All the entries below should be reproduced exactly.
▬▬▬
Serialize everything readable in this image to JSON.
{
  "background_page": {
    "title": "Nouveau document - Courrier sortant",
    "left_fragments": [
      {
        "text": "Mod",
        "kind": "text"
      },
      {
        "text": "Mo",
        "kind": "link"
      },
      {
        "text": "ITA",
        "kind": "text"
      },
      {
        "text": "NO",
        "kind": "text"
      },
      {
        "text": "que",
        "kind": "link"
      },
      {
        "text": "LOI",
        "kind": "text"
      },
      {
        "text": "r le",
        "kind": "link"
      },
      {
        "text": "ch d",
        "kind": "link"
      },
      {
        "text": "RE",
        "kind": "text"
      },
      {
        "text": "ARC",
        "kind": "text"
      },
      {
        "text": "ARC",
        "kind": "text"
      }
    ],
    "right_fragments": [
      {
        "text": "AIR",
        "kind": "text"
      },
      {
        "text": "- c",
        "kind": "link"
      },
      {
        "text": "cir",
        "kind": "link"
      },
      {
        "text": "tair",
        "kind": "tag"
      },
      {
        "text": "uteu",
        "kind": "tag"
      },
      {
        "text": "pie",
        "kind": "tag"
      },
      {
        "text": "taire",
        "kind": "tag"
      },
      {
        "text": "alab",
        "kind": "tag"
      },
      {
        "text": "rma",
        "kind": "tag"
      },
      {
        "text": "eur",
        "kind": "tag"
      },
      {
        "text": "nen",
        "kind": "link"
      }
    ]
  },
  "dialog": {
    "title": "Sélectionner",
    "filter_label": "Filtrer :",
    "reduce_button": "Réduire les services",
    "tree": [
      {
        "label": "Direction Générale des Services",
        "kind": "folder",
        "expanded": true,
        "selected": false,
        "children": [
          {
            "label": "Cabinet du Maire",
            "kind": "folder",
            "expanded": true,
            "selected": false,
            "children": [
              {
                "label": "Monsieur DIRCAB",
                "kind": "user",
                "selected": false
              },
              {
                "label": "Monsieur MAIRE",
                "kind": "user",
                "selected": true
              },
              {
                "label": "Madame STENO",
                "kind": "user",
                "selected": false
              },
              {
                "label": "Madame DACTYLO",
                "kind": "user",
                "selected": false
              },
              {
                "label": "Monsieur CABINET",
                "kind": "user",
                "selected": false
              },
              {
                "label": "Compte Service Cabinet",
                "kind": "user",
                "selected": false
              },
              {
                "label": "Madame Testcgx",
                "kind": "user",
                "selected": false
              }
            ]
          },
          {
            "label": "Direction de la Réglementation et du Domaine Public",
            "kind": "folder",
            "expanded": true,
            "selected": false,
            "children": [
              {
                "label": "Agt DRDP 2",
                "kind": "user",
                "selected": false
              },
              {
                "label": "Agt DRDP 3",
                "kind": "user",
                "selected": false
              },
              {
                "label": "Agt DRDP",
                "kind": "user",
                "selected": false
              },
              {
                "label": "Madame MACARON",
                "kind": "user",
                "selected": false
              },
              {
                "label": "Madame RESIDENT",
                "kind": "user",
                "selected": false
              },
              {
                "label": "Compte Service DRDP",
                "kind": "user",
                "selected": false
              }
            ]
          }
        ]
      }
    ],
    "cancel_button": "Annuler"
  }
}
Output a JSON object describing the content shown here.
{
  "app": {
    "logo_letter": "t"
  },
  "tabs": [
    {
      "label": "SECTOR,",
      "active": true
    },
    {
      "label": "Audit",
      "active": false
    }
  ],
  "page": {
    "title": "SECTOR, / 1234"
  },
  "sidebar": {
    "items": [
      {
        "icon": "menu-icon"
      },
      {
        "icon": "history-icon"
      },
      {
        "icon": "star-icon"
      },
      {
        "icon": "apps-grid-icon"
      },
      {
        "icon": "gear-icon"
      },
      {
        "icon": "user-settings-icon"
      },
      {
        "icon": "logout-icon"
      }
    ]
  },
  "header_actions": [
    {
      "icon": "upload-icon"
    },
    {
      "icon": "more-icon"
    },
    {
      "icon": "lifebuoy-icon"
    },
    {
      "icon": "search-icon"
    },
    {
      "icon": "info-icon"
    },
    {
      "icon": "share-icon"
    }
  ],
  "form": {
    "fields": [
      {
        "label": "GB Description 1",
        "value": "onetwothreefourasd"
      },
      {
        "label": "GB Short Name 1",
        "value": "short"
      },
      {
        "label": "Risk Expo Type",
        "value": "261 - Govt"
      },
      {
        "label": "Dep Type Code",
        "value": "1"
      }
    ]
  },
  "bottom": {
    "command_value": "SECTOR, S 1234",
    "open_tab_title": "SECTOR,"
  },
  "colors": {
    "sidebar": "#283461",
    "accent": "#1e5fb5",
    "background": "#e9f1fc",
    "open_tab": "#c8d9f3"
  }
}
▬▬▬
[Response to the exercise]
Serialize everything readable in this image to JSON.
{
  "background_page": {
    "title": "Nouveau document - Courrier sortant",
    "left_fragments": [
      {
        "text": "Mod",
        "kind": "text"
      },
      {
        "text": "Mo",
        "kind": "link"
      },
      {
        "text": "ITA",
        "kind": "text"
      },
      {
        "text": "NO",
        "kind": "text"
      },
      {
        "text": "que",
        "kind": "link"
      },
      {
        "text": "LOI",
        "kind": "text"
      },
      {
        "text": "r le",
        "kind": "link"
      },
      {
        "text": "ch d",
        "kind": "link"
      },
      {
        "text": "RE",
        "kind": "text"
      },
      {
        "text": "ARC",
        "kind": "text"
      },
      {
        "text": "ARC",
        "kind": "text"
      }
    ],
    "right_fragments": [
      {
        "text": "AIR",
        "kind": "text"
      },
      {
        "text": "- c",
        "kind": "link"
      },
      {
        "text": "cir",
        "kind": "link"
      },
      {
        "text": "tair",
        "kind": "tag"
      },
      {
        "text": "uteu",
        "kind": "tag"
      },
      {
        "text": "pie",
        "kind": "tag"
      },
      {
        "text": "taire",
        "kind": "tag"
      },
      {
        "text": "alab",
        "kind": "tag"
      },
      {
        "text": "rma",
        "kind": "tag"
      },
      {
        "text": "eur",
        "kind": "tag"
      },
      {
        "text": "nen",
        "kind": "link"
      }
    ]
  },
  "dialog": {
    "title": "Sélectionner",
    "filter_label": "Filtrer :",
    "reduce_button": "Réduire les services",
    "tree": [
      {
        "label": "Direction Générale des Services",
        "kind": "folder",
        "expanded": true,
        "selected": false,
        "children": [
          {
            "label": "Cabinet du Maire",
            "kind": "folder",
            "expanded": true,
            "selected": false,
            "children": [
              {
                "label": "Monsieur DIRCAB",
                "kind": "user",
                "selected": false
              },
              {
                "label": "Monsieur MAIRE",
                "kind": "user",
                "selected": true
              },
              {
                "label": "Madame STENO",
                "kind": "user",
                "selected": false
              },
              {
                "label": "Madame DACTYLO",
                "kind": "user",
                "selected": false
              },
              {
                "label": "Monsieur CABINET",
                "kind": "user",
                "selected": false
              },
              {
                "label": "Compte Service Cabinet",
                "kind": "user",
                "selected": false
              },
              {
                "label": "Madame Testcgx",
                "kind": "user",
                "selected": false
              }
            ]
          },
          {
            "label": "Direction de la Réglementation et du Domaine Public",
            "kind": "folder",
            "expanded": true,
            "selected": false,
            "children": [
              {
                "label": "Agt DRDP 2",
                "kind": "user",
                "selected": false
              },
              {
                "label": "Agt DRDP 3",
                "kind": "user",
                "selected": false
              },
              {
                "label": "Agt DRDP",
                "kind": "user",
                "selected": false
              },
              {
                "label": "Madame MACARON",
                "kind": "user",
                "selected": false
              },
              {
                "label": "Madame RESIDENT",
                "kind": "user",
                "selected": false
              },
              {
                "label": "Compte Service DRDP",
                "kind": "user",
                "selected": false
              }
            ]
          }
        ]
      }
    ],
    "cancel_button": "Annuler"
  }
}
Output a JSON object describing the content shown here.
{
  "app": {
    "logo_letter": "t"
  },
  "tabs": [
    {
      "label": "SECTOR,",
      "active": true
    },
    {
      "label": "Audit",
      "active": false
    }
  ],
  "page": {
    "title": "SECTOR, / 1234"
  },
  "sidebar": {
    "items": [
      {
        "icon": "menu-icon"
      },
      {
        "icon": "history-icon"
      },
      {
        "icon": "star-icon"
      },
      {
        "icon": "apps-grid-icon"
      },
      {
        "icon": "gear-icon"
      },
      {
        "icon": "user-settings-icon"
      },
      {
        "icon": "logout-icon"
      }
    ]
  },
  "header_actions": [
    {
      "icon": "upload-icon"
    },
    {
      "icon": "more-icon"
    },
    {
      "icon": "lifebuoy-icon"
    },
    {
      "icon": "search-icon"
    },
    {
      "icon": "info-icon"
    },
    {
      "icon": "share-icon"
    }
  ],
  "form": {
    "fields": [
      {
        "label": "GB Description 1",
        "value": "onetwothreefourasd"
      },
      {
        "label": "GB Short Name 1",
        "value": "short"
      },
      {
        "label": "Risk Expo Type",
        "value": "261 - Govt"
      },
      {
        "label": "Dep Type Code",
        "value": "1"
      }
    ]
  },
  "bottom": {
    "command_value": "SECTOR, S 1234",
    "open_tab_title": "SECTOR,"
  },
  "colors": {
    "sidebar": "#283461",
    "accent": "#1e5fb5",
    "background": "#e9f1fc",
    "open_tab": "#c8d9f3"
  }
}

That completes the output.